It’s just I’ve always felt this is where the spirit of ‘punk’ is now. This of all clubnights is where the freedom of ultimate individual expression is. Not a chancer stumbling around in a bathrobe, not common festival skimpiness. TG has always been famous for its strict dress code and thus an outlet for freaking out. Yet only about a third there wore non-streetwear, and they were swamped by the overpopulation of watered-down ‘tops-off’ males and Burlesque hen-party females. As Latex Kitty said to me: ‘I don’t want to talk to someone with their top off, what’s that about?’
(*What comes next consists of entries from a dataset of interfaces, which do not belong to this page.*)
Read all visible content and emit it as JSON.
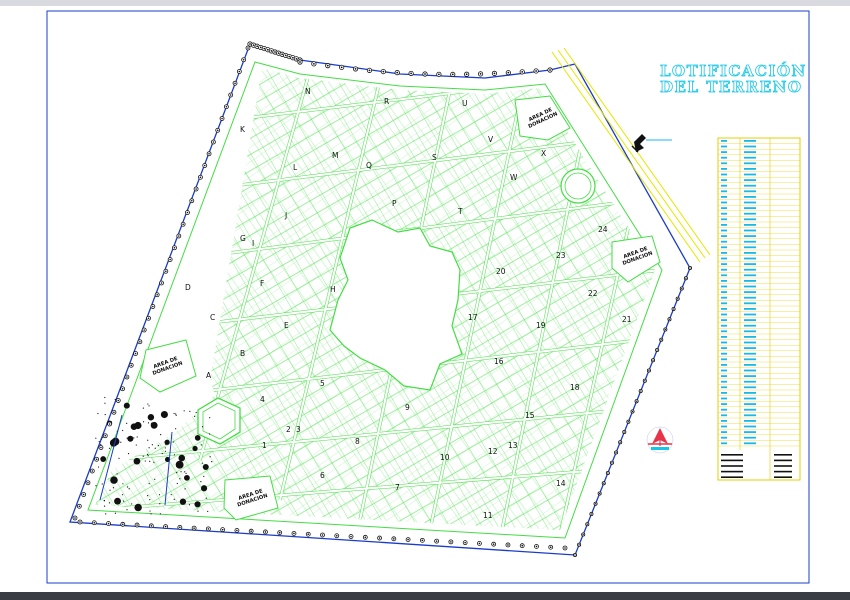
{
  "title": {
    "line1": "LOTIFICACIÓN",
    "line2": "DEL  TERRENO"
  },
  "donation_label": {
    "line1": "AREA DE",
    "line2": "DONACION"
  },
  "block_letters": [
    "K",
    "N",
    "R",
    "U",
    "L",
    "M",
    "Q",
    "S",
    "V",
    "W",
    "X",
    "J",
    "P",
    "T",
    "I",
    "G",
    "F",
    "H",
    "D",
    "C",
    "E",
    "B",
    "A"
  ],
  "block_numbers": [
    "24",
    "23",
    "22",
    "21",
    "20",
    "19",
    "18",
    "17",
    "16",
    "15",
    "14",
    "13",
    "12",
    "11",
    "10",
    "9",
    "8",
    "7",
    "6",
    "5",
    "4",
    "3",
    "2",
    "1"
  ],
  "colors": {
    "lot_lines": "#44dd44",
    "boundary": "#1a3cc8",
    "streets_text": "#18b8f0",
    "title": "#17c6e6",
    "table_frame": "#e2d000",
    "road": "#e6e600",
    "north_arrow": "#e8324a",
    "trees": "#111111"
  },
  "icons": [
    "north-arrow-icon",
    "parking-marker-icon",
    "tree-icon"
  ]
}
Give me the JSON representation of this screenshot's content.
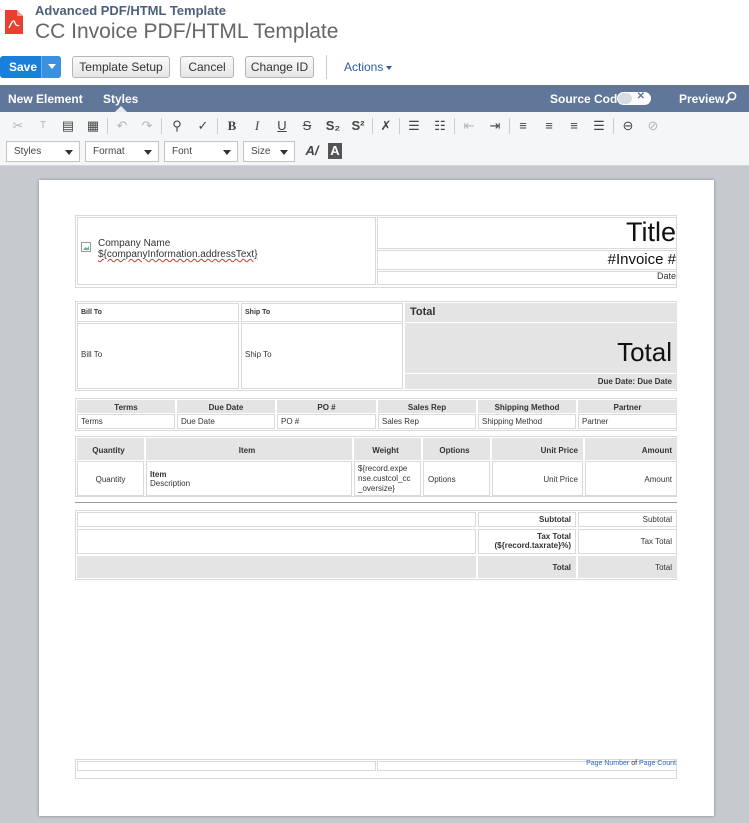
{
  "header": {
    "subtitle": "Advanced PDF/HTML Template",
    "title": "CC Invoice PDF/HTML Template"
  },
  "buttons": {
    "save": "Save",
    "template_setup": "Template Setup",
    "cancel": "Cancel",
    "change_id": "Change ID",
    "actions": "Actions"
  },
  "nav": {
    "new_element": "New Element",
    "styles": "Styles",
    "source_code": "Source Code",
    "preview": "Preview"
  },
  "toolbar": {
    "dropdowns": {
      "styles": "Styles",
      "format": "Format",
      "font": "Font",
      "size": "Size"
    },
    "bold": "B",
    "italic": "I",
    "underline": "U",
    "strike": "S",
    "subscript": "S₂",
    "superscript": "S²"
  },
  "doc": {
    "company_name": "Company Name",
    "company_address": "${companyInformation.addressText}",
    "title": "Title",
    "invoice_no": "#Invoice #",
    "date": "Date",
    "bill_to_header": "Bill To",
    "ship_to_header": "Ship To",
    "total_header": "Total",
    "bill_to": "Bill To",
    "ship_to": "Ship To",
    "total_big": "Total",
    "due_date": "Due Date: Due Date",
    "info_headers": [
      "Terms",
      "Due Date",
      "PO #",
      "Sales Rep",
      "Shipping Method",
      "Partner"
    ],
    "info_values": [
      "Terms",
      "Due Date",
      "PO #",
      "Sales Rep",
      "Shipping Method",
      "Partner"
    ],
    "item_headers": [
      "Quantity",
      "Item",
      "Weight",
      "Options",
      "Unit Price",
      "Amount"
    ],
    "item_row": {
      "quantity": "Quantity",
      "item": "Item",
      "description": "Description",
      "weight_1": "${record.expe",
      "weight_2": "nse.custcol_cc",
      "weight_3": "_oversize}",
      "options": "Options",
      "unit_price": "Unit Price",
      "amount": "Amount"
    },
    "subtotal_label": "Subtotal",
    "subtotal_value": "Subtotal",
    "tax_label_1": "Tax Total",
    "tax_label_2": "(${record.taxrate}%)",
    "tax_value": "Tax Total",
    "total_label": "Total",
    "total_value": "Total",
    "footer_page_number": "Page Number",
    "footer_of": "of",
    "footer_page_count": "Page Count"
  }
}
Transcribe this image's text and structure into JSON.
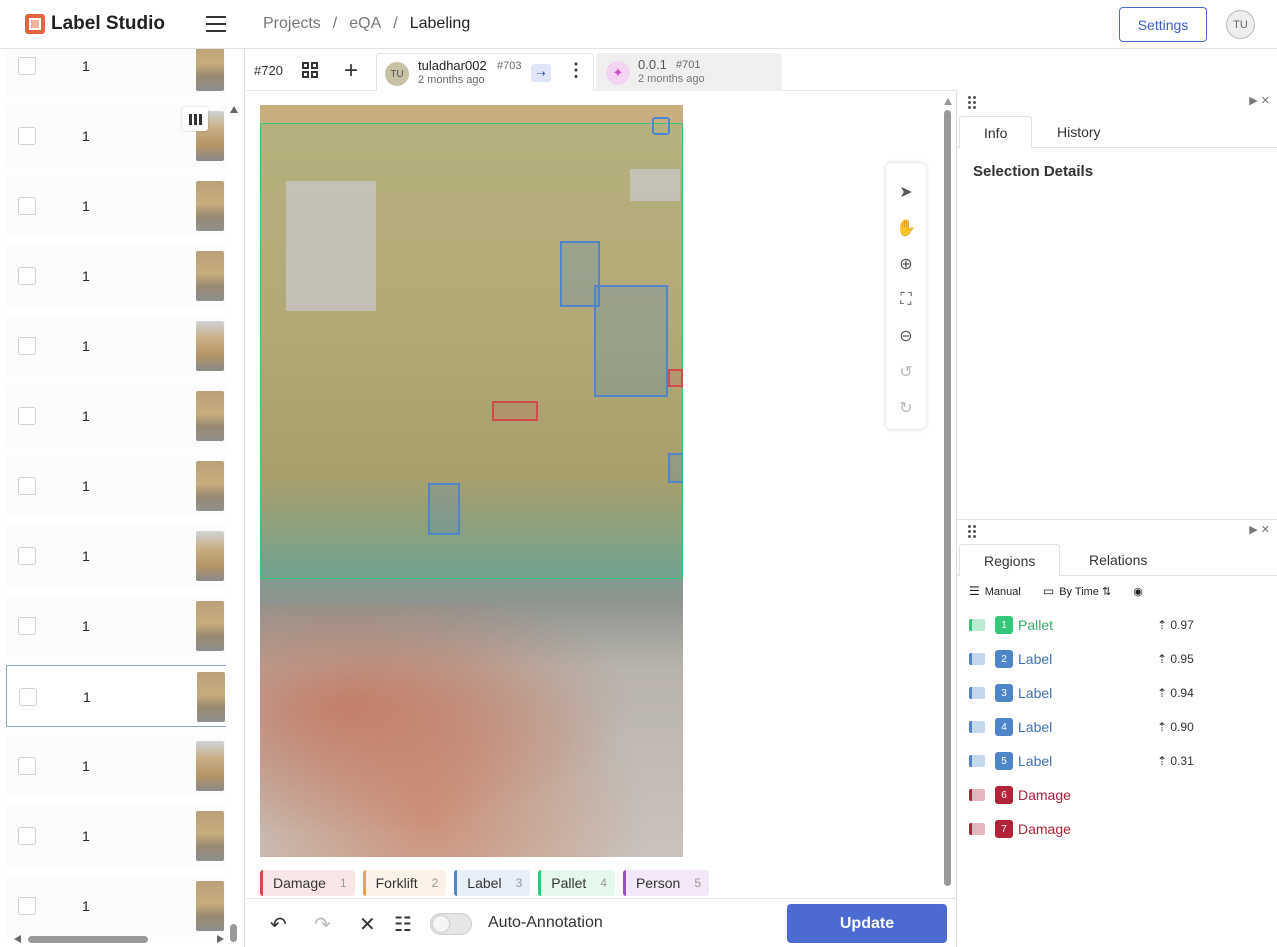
{
  "header": {
    "app_name": "Label Studio",
    "breadcrumbs": [
      "Projects",
      "eQA",
      "Labeling"
    ],
    "settings_label": "Settings",
    "user_initials": "TU"
  },
  "task_list": {
    "rows": [
      {
        "value": "1"
      },
      {
        "value": "1"
      },
      {
        "value": "1"
      },
      {
        "value": "1"
      },
      {
        "value": "1"
      },
      {
        "value": "1"
      },
      {
        "value": "1"
      },
      {
        "value": "1"
      },
      {
        "value": "1"
      },
      {
        "value": "1"
      },
      {
        "value": "1"
      },
      {
        "value": "1"
      },
      {
        "value": "1"
      }
    ],
    "selected_index": 9
  },
  "tabs": {
    "task_id": "#720",
    "annotation": {
      "avatar": "TU",
      "user": "tuladhar002",
      "id": "#703",
      "time": "2 months ago"
    },
    "prediction": {
      "avatar": "✦",
      "version": "0.0.1",
      "id": "#701",
      "time": "2 months ago"
    }
  },
  "labels": [
    {
      "name": "Damage",
      "key": "1",
      "color": "#d34a4a"
    },
    {
      "name": "Forklift",
      "key": "2",
      "color": "#f0a050"
    },
    {
      "name": "Label",
      "key": "3",
      "color": "#4f86c9"
    },
    {
      "name": "Pallet",
      "key": "4",
      "color": "#34c77a"
    },
    {
      "name": "Person",
      "key": "5",
      "color": "#9b4fc0"
    }
  ],
  "bottom": {
    "auto_annotation_label": "Auto-Annotation",
    "update_label": "Update"
  },
  "info_panel": {
    "tabs": [
      "Info",
      "History"
    ],
    "selection_title": "Selection Details"
  },
  "regions_panel": {
    "tabs": [
      "Regions",
      "Relations"
    ],
    "sort_manual": "Manual",
    "sort_time": "By Time",
    "regions": [
      {
        "idx": "1",
        "label": "Pallet",
        "score": "0.97",
        "color": "#34c77a",
        "text_color": "#2fae6a"
      },
      {
        "idx": "2",
        "label": "Label",
        "score": "0.95",
        "color": "#4f86c9",
        "text_color": "#3e72b8"
      },
      {
        "idx": "3",
        "label": "Label",
        "score": "0.94",
        "color": "#4f86c9",
        "text_color": "#3e72b8"
      },
      {
        "idx": "4",
        "label": "Label",
        "score": "0.90",
        "color": "#4f86c9",
        "text_color": "#3e72b8"
      },
      {
        "idx": "5",
        "label": "Label",
        "score": "0.31",
        "color": "#4f86c9",
        "text_color": "#3e72b8"
      },
      {
        "idx": "6",
        "label": "Damage",
        "score": "",
        "color": "#b3243a",
        "text_color": "#a82236"
      },
      {
        "idx": "7",
        "label": "Damage",
        "score": "",
        "color": "#b3243a",
        "text_color": "#a82236"
      }
    ]
  }
}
Quite. TG can’t be a Red Hot Chilli Peppers gig. But you had to admire those that braved the cold under the industrial archways of SeOne. I froze in my catsuit. That’s a heat transference thing right? I’m not up on my science but I’m sure somebody could have put a radiator on. A few oil drum bonfires would have looked good – probably against Health & Safety regulations…
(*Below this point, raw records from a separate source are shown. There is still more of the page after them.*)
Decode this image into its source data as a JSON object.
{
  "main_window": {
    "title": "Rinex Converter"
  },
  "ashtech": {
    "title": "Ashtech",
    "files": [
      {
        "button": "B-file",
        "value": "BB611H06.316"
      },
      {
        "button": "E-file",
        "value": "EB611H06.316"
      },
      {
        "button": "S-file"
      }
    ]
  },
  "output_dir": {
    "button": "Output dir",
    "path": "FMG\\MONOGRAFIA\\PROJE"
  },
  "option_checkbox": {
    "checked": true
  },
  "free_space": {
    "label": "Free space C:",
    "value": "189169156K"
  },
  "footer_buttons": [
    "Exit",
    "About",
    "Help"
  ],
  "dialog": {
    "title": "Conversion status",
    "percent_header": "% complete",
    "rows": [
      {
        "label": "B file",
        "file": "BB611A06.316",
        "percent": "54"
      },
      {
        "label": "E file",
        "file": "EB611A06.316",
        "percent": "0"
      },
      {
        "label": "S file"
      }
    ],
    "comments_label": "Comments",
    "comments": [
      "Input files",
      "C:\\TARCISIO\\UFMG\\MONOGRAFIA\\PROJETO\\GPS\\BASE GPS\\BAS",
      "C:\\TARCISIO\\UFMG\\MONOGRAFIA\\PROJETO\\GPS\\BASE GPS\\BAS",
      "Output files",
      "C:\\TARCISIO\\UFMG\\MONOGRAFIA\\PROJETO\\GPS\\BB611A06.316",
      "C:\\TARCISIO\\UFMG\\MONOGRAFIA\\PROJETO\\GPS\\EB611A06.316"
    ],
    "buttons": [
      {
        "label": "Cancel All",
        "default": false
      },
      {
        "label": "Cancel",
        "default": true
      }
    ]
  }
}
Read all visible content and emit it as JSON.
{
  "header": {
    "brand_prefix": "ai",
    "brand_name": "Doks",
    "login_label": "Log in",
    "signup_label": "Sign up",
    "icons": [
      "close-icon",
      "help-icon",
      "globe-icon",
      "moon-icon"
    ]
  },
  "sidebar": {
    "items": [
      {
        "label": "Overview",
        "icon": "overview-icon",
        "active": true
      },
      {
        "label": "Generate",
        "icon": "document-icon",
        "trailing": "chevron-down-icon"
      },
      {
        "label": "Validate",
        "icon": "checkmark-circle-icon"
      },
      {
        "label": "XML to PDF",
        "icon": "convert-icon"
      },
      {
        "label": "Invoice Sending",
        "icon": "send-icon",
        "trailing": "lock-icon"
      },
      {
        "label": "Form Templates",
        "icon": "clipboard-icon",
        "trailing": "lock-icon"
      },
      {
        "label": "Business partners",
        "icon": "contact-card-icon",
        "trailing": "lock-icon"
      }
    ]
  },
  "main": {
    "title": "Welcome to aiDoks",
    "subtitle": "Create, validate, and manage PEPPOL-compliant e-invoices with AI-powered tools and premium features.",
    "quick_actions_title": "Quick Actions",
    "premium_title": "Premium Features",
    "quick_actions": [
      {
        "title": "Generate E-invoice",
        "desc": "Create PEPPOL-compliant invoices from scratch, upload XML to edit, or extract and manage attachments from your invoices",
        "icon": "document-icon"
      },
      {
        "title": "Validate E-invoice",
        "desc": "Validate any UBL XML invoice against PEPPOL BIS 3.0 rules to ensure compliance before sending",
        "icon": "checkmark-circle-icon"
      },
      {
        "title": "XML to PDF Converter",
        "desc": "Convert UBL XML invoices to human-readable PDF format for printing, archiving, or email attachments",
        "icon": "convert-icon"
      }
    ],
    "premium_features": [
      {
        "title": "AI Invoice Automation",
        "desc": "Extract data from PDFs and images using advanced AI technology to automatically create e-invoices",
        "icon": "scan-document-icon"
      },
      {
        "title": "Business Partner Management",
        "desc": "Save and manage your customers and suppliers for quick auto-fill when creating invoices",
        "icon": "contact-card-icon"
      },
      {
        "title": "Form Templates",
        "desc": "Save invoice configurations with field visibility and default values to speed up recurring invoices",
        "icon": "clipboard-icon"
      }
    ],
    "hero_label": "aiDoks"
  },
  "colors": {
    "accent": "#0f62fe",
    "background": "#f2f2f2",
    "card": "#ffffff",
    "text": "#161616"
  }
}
Unfortunately it was the venue that inhibited the night. What SeOne gave in faded grandeur and space it took back in bad business choices. Frankly, the toilets were not fit for purpose. Carlsberg or Strongbow in cans – £4 a pop. Wine in plastic. Mismanaged cloakroom-queues. Obligatory heavy-handed doormen. All of it smacked of an inexperience in the fetish territory. One longed for the labyrinthian spookiness and facilitation of Mass at Brixton.
Despite the shortfallings of the venue – which did deliver a decent space – there is as always so much to celebrate about the hard work TG always put into its events. A stunning chart-ready electropop performance by Viktoria Modesta would have given Lady GaGa a run for her money. And the succinctly finessed digital grooves of the main Club Arena bathed in swaythes of ultramarine lasers by Beating Hearts were juxtaposed by a devilish revelry and stomping cheese-rock in the Neon Love Ballroom.
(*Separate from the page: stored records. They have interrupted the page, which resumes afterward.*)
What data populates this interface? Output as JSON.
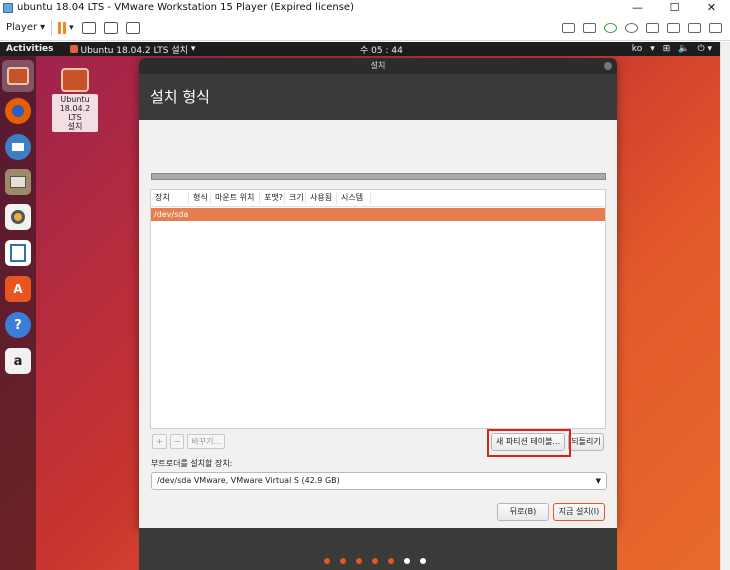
{
  "window": {
    "title": "ubuntu 18.04 LTS - VMware Workstation 15 Player (Expired license)",
    "minimize": "—",
    "maximize": "☐",
    "close": "✕"
  },
  "vm_toolbar": {
    "player_label": "Player",
    "player_caret": "▾",
    "pause_caret": "▾"
  },
  "topbar": {
    "activities": "Activities",
    "app_menu": "Ubuntu 18.04.2 LTS 설치",
    "app_caret": "▾",
    "clock": "수 05 : 44",
    "lang": "ko",
    "lang_caret": "▾",
    "tray": "⏻ ▾"
  },
  "dock": {
    "items": [
      {
        "name": "ubiquity",
        "color": "#c7522c"
      },
      {
        "name": "firefox",
        "color": "#e66000"
      },
      {
        "name": "thunderbird",
        "color": "#3d7fc4"
      },
      {
        "name": "files",
        "color": "#9c8a6a"
      },
      {
        "name": "rhythmbox",
        "color": "#e8b33a"
      },
      {
        "name": "libreoffice-writer",
        "color": "#2f6fb4"
      },
      {
        "name": "software",
        "color": "#e95420"
      },
      {
        "name": "help",
        "color": "#3b7dd8"
      },
      {
        "name": "amazon",
        "color": "#f2f2f2"
      }
    ],
    "help_glyph": "?",
    "amazon_glyph": "a"
  },
  "desktop_icon": {
    "label_line1": "Ubuntu",
    "label_line2": "18.04.2 LTS",
    "label_line3": "설치"
  },
  "installer": {
    "window_title": "설치",
    "heading": "설치 형식",
    "table_headers": [
      "장치",
      "형식",
      "마운트 위치",
      "포맷?",
      "크기",
      "사용됨",
      "시스템"
    ],
    "rows": [
      "/dev/sda"
    ],
    "add_btn": "+",
    "remove_btn": "−",
    "change_btn": "바꾸기...",
    "new_table_btn": "새 파티션 테이블...",
    "revert_btn": "되돌리기",
    "boot_label": "부트로더를 설치할 장치:",
    "boot_device": "/dev/sda VMware, VMware Virtual S (42.9 GB)",
    "back_btn": "뒤로(B)",
    "install_btn": "지금 설치(I)"
  },
  "progress_dots": {
    "total": 7,
    "done": 5,
    "done_color": "#e95420",
    "todo_color": "#ffffff"
  }
}
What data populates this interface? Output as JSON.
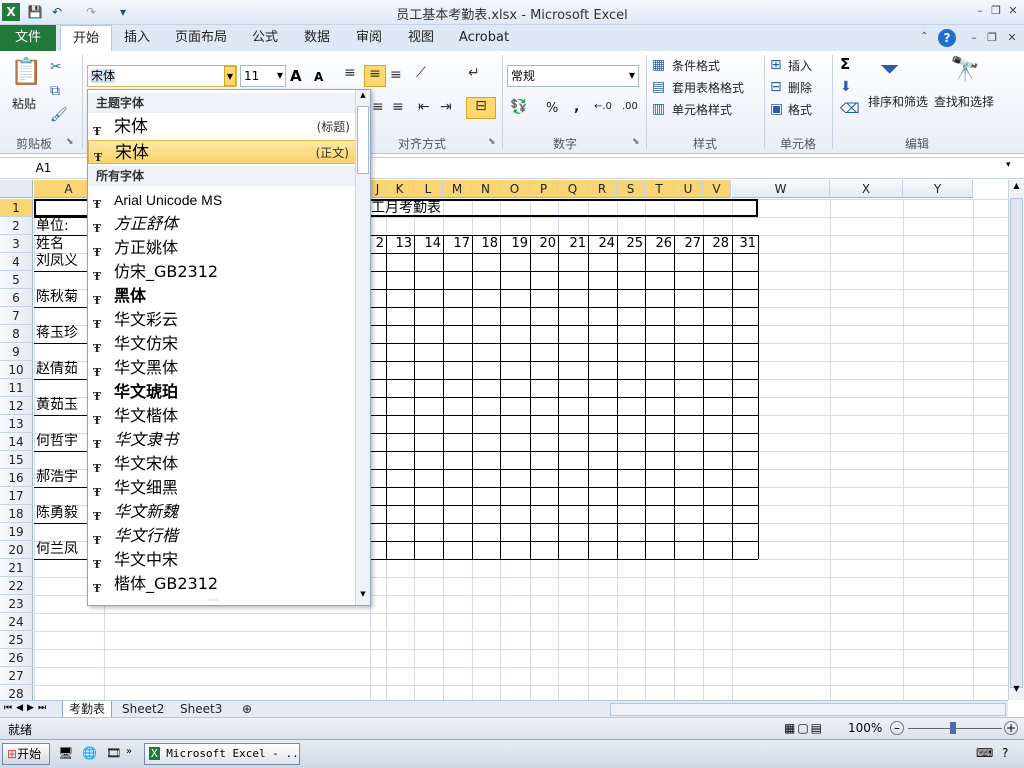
{
  "window": {
    "title": "员工基本考勤表.xlsx - Microsoft Excel",
    "min": "–",
    "restore": "❐",
    "close": "✕",
    "help": "?"
  },
  "qat": {
    "app_icon": "X",
    "save": "💾",
    "undo": "↶",
    "redo": "↷",
    "customize": "▾"
  },
  "tabs": [
    "开始",
    "插入",
    "页面布局",
    "公式",
    "数据",
    "审阅",
    "视图",
    "Acrobat"
  ],
  "file_tab": "文件",
  "ribbon": {
    "clipboard": {
      "paste": "粘贴",
      "label": "剪贴板"
    },
    "font": {
      "name": "宋体",
      "size": "11",
      "grow": "A",
      "shrink": "A"
    },
    "alignment": {
      "label": "对齐方式"
    },
    "number": {
      "format": "常规",
      "percent": "%",
      "comma": ",",
      "label": "数字",
      "inc": "←.0",
      "dec": ".00"
    },
    "styles": {
      "cond": "条件格式",
      "table": "套用表格格式",
      "cell": "单元格样式",
      "label": "样式"
    },
    "cells": {
      "insert": "插入",
      "delete": "删除",
      "format": "格式",
      "label": "单元格"
    },
    "editing": {
      "sum": "Σ",
      "sort": "排序和筛选",
      "find": "查找和选择",
      "label": "编辑"
    }
  },
  "formula_bar": {
    "namebox": "A1",
    "value": ""
  },
  "columns": [
    "A",
    "J",
    "K",
    "L",
    "M",
    "N",
    "O",
    "P",
    "Q",
    "R",
    "S",
    "T",
    "U",
    "V",
    "W",
    "X",
    "Y"
  ],
  "row_numbers": [
    "1",
    "2",
    "3",
    "4",
    "5",
    "6",
    "7",
    "8",
    "9",
    "10",
    "11",
    "12",
    "13",
    "14",
    "15",
    "16",
    "17",
    "18",
    "19",
    "20",
    "21",
    "22",
    "23",
    "24",
    "25",
    "26",
    "27",
    "28"
  ],
  "cells": {
    "title_fragment": "工月考勤表",
    "unit": "单位:",
    "name_header": "姓名",
    "employees": [
      "刘凤义",
      "陈秋菊",
      "蒋玉珍",
      "赵倩茹",
      "黄茹玉",
      "何哲宇",
      "郝浩宇",
      "陈勇毅",
      "何兰凤"
    ],
    "days": [
      "2",
      "13",
      "14",
      "17",
      "18",
      "19",
      "20",
      "21",
      "24",
      "25",
      "26",
      "27",
      "28",
      "31"
    ]
  },
  "font_dropdown": {
    "theme_label": "主题字体",
    "theme": [
      {
        "name": "宋体",
        "tag": "(标题)"
      },
      {
        "name": "宋体",
        "tag": "(正文)"
      }
    ],
    "all_label": "所有字体",
    "fonts": [
      "Arial Unicode MS",
      "方正舒体",
      "方正姚体",
      "仿宋_GB2312",
      "黑体",
      "华文彩云",
      "华文仿宋",
      "华文黑体",
      "华文琥珀",
      "华文楷体",
      "华文隶书",
      "华文宋体",
      "华文细黑",
      "华文新魏",
      "华文行楷",
      "华文中宋",
      "楷体_GB2312"
    ],
    "resize": "····"
  },
  "sheets": [
    "考勤表",
    "Sheet2",
    "Sheet3"
  ],
  "status": {
    "ready": "就绪",
    "zoom": "100%",
    "zoom_minus": "–",
    "zoom_plus": "+"
  },
  "taskbar": {
    "start": "开始",
    "task": "Microsoft Excel - ..."
  },
  "colors": {
    "accent": "#217a3b",
    "highlight": "#f9d36a"
  }
}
What also set TG apart were features like the performance artists: a double-headed manikin greeting everyone with a surgical mask and a kiss; and the Sexdoll Love Tunnel which set a sublimely pervy tone to the entrance, replete with dismembered blow-up doll parts and live rubber-maids. There were stalls, free photo-booths and of course pole-dancing, not to mention a sumptuous fashion show by Kaori’s Latex Dreams .
Asking around it seems TG might be looking to get its own venue, and that would be phenomenal because it would iron out the discrepancies of over-subscription, of Generation X Factor not understanding protocol, and the difficulties with enforcing a dress code with so many attending.
I was asked a few time what the solution might be. You know, I’m not sure there is a problem: it’s an opportunity. TG doesn’t need to be a victim of its own success: because it does have a groundswell of newbies coming through that need to be trained – perhaps with a TG Lite night. Then you could call the hardcore night, oh I don’t know, TG Strict – for those discerning souls who spend a month sorting out their outfits and travel across Europe to be at the cutting edge. Of course it would need to be choosier about the venues too.